Jetson Orin Nano for edge computing applications and robotics has now been announced.
Clara Holoscan getting into the medical business, also using the Orin platform.
More robotics, now discussing Isaac SIM, which runs in the cloud to help virtual training of actual robots.
Jensen talks about accelerated computing across the product stack, allowing for massive speedups relative to Moore’s Law.
Jensen is now talking about RAPIDS, Nvidia’s open framework for data analytics. Lots of companies using this, plug-ins for various software packages.
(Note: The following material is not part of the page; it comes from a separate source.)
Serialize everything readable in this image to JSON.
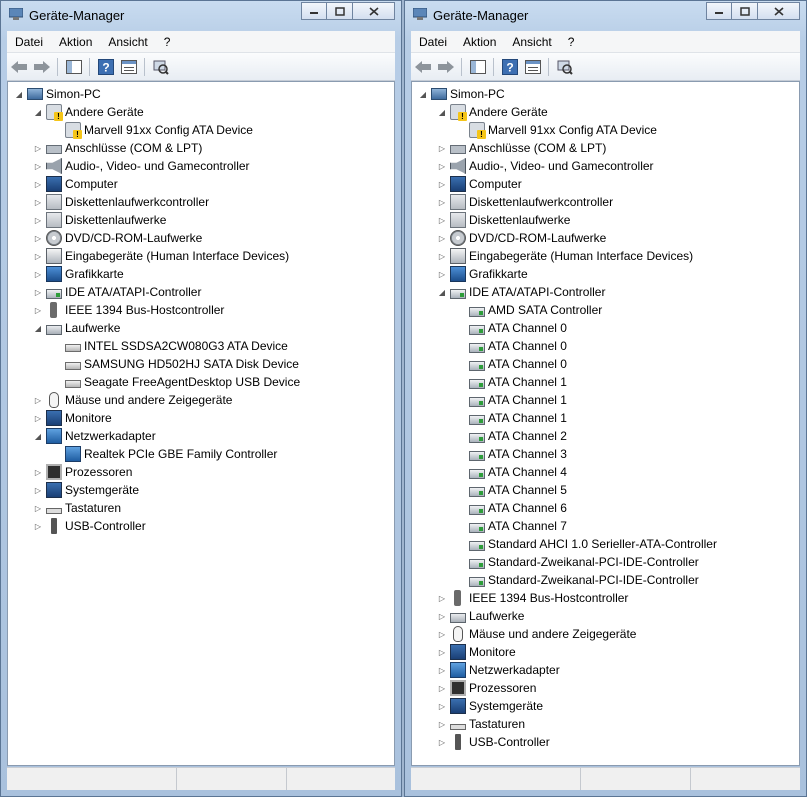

One are of intense research is quantum computing. Nvidia is taking a hybrid approach that it calls CuQuantum, for CUDA Quantum computing. It believes actual quantum computing will exist in parallel with classical computing methods.
Nvidia JAX running on Nvidia AI. There’s a lot of announcements and discussion going on that we’re not really digging into. Also, having some problems with the live blog updating. Sorry about that!
[Insert your own gratuitous Transformers reference here.]
Nvidia is using Large Language Models (LLMs) to work with drug discovery and chemicals, proteins, and DNA/RNA. These will be accessible via the BioNemo Cloud API.
GATK, Genome Analysis Toolkit, can speed up genomic analysis from 24 hours to less than an hour.
Talking about Hopper H100 with its new transformer engine (to dynamically choose FP8 and FP16 as needed). Larger models can go from a month of training to just one week. In some cases, H100 is five times faster than A100. “Hours instead of days, minutes instead of hours.”
Discussing the differences between large language models and recommender systems.
Now we’re going more into the Grace Hopper superchip. Nothing really new here, but Grace Hopper should start to become publicly available in quantity in the near future.
“Systems will be available in the first half of 2023.”
Jensen is discussing Domain Specific Frameworks, APIs developed for specific AI workloads. There are a bunch of different frameworks, as you can see in the above image.
Nvidia L40 OVX servers, sporting up to eight GPUs.
Nvidia Interactive Avatars, coming to all your favorite storefronts in the near future! Open a web page, get an avatar harassing you within seconds. I can’t wait.
Seriously, it now takes me four times as long to order at a fast food place when I have to go through their ordering screen or app rather than just telling the employee what I want. I’m sure it cuts down on the company costs, but not on my costs or time.
Hi, I’m Ultraviolet. Like my hair!
Closing remarks now, Jensen is recapping all the announcements of the day. Ada, Thor, Hopper, etc. There was a lot to digest, particularly for those that aren’t just waiting to hear about the next generation consumer graphics cards.
Thanks for tuning in, sorry about any technical problems. As usual, we’re wrapping up with the “I AM AI” video from Nvidia, updated slightly since the last time we saw it six months ago. We’ll have a full breakdown on the RTX 40-series announcement up shortly.